"I felt like I could throw at this level," Centala told The Memphis Commercial Appeal, according to The Eugene Register-Guard. "It was just a matter of getting an opportunity and taking advantage of it."
Despite the success, and the introduction later to the knuckleball, Centala never got the opportunity to have success in the majors. His affiliated career lasted just four seasons, getting as high as AAA, but never making the majors.
Centala has since continued in a different form of the game, as a coach and instructor of softball.
Centala's career began in 1989, taken by the Royals in the 15th round of the draft out of Texas A&M. He played that first year at Eugene, getting 27 outings in relief, posting a 2.25 ERA and claiming nine saves.
In late June, Centala picked up a four-out save, getting all four of those outs on strikeouts, impressing manager Paul Kirsch, according to The Spokane Spokesman-Review.
"He hasn't had a bad outing his last four or five times out," Kirsch told The Spokesman-Review after that save.
Making that jump to Memphis and to starting for 1990, Centala struck out 116 in 142.1 innings. One of his 11 wins came in early May, with Centala and two relief pitchers combining for a shutout of Orlando.
Centala made AAA Omaha in 1991, starting 18 games there. He went 6-9, with a 3.58 ERA. In 1992, Centala moved back to AA Memphis, spending time in rookie ball and high-A.
Late in 1992, Centala also learned the knuckleball, but he struggled. By June 1993, Centala was released. Centala finished out his career in the independent Northern League, playing with St. Paul in 1994 and 1995.
By 1997, Centala was with the University of Washington, helping the school's softball team. He rose to the position of co-head coach for 2004. More recently, Centala has served as a consultant to the Diamondbacks and a coach with the Absolute Blast Fastpitch Club of Washington.
In November 2007, Centala praised former student Kelsey Anchors, who signed to play softball at Oklahoma State.

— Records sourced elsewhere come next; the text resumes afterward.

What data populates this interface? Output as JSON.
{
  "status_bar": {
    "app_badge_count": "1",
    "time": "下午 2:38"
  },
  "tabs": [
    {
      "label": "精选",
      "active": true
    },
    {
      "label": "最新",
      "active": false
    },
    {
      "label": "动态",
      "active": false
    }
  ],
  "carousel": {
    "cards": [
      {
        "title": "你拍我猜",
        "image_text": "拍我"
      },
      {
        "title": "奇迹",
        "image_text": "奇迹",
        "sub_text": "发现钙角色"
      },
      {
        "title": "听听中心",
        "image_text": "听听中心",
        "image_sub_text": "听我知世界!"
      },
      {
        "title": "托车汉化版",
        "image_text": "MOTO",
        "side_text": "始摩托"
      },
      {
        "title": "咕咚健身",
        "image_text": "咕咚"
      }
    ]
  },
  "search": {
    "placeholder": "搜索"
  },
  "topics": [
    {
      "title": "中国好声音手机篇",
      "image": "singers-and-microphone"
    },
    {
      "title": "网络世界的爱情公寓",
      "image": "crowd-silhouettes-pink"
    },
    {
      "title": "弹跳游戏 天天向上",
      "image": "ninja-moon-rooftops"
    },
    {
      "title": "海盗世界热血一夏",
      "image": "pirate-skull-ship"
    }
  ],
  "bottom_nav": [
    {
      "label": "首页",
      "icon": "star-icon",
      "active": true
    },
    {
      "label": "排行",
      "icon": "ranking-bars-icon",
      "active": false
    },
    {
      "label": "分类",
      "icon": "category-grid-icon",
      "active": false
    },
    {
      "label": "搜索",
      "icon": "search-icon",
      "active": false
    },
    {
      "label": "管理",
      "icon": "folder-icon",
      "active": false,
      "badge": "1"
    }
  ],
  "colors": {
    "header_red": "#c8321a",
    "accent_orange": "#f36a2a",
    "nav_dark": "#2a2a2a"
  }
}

"She's a five-tool player and she's a catalyst," Centala told The Kitsap Sun. "She brings so much to the table."